Tuesday after the Transfiguration (Ninth Tuesday after Epiphany) — 5 March 2019 Devotional

Psalm 18:21-36, Deuteronomy 6:16–25, Hebrews 2:1–10

Sometimes the greatest legacy we leave is the little things we do. Where we were not shown love, we show love to others. Where people did not build up, we build up. We may never see any of these little steps, but if we are faithful to follow God, letting him guide us, a Godly legacy comes naturally. When it becomes a Godly habit, we don’t have to ponder long to answer questions of why we do things.

In Deuteronomy, we really are reading the legacy that Moses seeks to pass on, not just to his children, or his immediate tribe, but to the entire people called Israel. Imagine having such a potential legacy. The self-imposed pressure would be huge. Yet, the purpose of a legacy is not to bear the entirety of the burden yourself, but to share it. It is shared with the leaders with whom you work, it also is shouldered by the ones to whom it is passed.

Moses wants to make sure that it is not just the leaders or priests that bear the burden. The next generation (and the generations that follow) is the goal of passing on a legacy. Moses wants the parents to understand their place in passing on the legacy of God. The parents, leaders, and priests all have their place in passing on the legacy that they have received. It is not just passing it on, however, that makes it successful. Just passing on information is just that. It is living out what was passed on that makes the legacy successful. Just as with the Psalm, there is a result that comes with the successful passing, God’s preservation and looking out for them.

Right and True information and living is the expression of a fulfilled legacy. The author of Hebrews, even after such a short time of Christianity, is already concerned in his writing that the Right and True information is being lost. The author of Hebrews would be already well aware of the memory loss that Israel experienced after escaping Egypt. The author reinforces the importance of the right information being passed along. Often this gets confused, too. People often turn to “right” action without “right” belief (and vice-versa). When the “right” action is done it loses its long-term effectiveness and purposed when divorced from the why. Doing “good” things, for example, doesn’t earn one’s way to Heaven.

1) What “right” thing(s) have you done without knowing the “right” reason(s)?

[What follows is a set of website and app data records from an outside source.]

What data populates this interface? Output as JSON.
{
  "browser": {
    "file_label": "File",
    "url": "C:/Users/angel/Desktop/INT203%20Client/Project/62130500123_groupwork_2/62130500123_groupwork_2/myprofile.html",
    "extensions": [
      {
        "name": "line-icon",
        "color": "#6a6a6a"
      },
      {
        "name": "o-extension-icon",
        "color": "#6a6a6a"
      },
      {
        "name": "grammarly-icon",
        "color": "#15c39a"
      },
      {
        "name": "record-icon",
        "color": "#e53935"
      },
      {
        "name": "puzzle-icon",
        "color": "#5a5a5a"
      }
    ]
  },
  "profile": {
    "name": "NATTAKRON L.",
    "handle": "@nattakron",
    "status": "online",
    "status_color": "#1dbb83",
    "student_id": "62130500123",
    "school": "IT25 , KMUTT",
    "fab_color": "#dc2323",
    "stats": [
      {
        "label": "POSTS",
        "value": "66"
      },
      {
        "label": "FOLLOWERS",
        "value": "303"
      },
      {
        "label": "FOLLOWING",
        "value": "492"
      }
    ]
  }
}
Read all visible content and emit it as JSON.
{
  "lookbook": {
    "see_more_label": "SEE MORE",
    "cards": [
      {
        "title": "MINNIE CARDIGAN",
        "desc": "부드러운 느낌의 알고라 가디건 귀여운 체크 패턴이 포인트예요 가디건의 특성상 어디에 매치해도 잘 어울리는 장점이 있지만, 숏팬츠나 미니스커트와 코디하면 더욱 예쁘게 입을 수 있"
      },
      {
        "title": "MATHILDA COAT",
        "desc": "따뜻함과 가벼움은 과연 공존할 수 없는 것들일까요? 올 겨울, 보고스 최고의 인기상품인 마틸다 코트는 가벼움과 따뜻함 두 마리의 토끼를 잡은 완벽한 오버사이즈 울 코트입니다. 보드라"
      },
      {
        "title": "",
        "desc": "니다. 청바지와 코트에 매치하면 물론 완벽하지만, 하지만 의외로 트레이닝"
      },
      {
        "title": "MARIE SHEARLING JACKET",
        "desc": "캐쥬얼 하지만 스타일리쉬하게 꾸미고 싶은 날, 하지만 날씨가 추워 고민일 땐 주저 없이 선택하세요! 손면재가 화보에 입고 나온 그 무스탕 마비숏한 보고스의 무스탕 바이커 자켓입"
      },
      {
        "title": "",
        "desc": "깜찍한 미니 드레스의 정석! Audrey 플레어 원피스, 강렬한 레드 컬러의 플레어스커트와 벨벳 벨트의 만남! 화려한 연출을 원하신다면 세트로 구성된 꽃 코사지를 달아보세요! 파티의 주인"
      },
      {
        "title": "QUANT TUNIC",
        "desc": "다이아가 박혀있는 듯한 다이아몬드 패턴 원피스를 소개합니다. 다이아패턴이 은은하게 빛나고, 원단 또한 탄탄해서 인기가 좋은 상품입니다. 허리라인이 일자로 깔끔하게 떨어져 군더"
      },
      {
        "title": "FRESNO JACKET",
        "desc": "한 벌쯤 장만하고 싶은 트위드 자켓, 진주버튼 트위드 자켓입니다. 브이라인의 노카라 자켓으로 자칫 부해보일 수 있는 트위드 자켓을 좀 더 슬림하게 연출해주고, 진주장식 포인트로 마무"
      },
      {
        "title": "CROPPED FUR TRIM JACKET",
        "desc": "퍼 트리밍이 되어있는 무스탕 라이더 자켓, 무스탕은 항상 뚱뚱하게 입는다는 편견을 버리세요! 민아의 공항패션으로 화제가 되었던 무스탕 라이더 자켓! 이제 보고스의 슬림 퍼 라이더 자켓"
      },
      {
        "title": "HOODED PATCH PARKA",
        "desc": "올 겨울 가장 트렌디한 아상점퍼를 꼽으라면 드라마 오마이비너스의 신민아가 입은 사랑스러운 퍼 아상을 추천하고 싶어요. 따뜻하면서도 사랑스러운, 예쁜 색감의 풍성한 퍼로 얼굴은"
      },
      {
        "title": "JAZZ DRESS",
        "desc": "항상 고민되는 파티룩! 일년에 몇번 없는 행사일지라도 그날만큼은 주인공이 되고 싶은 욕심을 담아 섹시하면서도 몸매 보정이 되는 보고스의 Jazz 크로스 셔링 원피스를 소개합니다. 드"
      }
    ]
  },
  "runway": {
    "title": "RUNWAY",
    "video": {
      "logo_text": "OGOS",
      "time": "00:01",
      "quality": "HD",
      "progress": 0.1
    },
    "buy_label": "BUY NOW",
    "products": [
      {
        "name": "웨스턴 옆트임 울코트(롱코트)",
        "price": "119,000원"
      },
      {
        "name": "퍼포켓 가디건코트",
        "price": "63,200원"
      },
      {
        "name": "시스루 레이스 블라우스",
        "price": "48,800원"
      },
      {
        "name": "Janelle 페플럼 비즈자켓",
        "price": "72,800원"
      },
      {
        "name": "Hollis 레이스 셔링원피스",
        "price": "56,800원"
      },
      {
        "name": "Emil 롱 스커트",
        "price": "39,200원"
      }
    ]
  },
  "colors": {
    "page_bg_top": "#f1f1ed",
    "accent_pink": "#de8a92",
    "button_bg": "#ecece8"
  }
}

2) With whom do you work (or have worked) to make sure that you pass on a legacy worth having?

3) Why is it good for us to remember what legacy we are passing on and why?

FD) Why is important to know why we do things?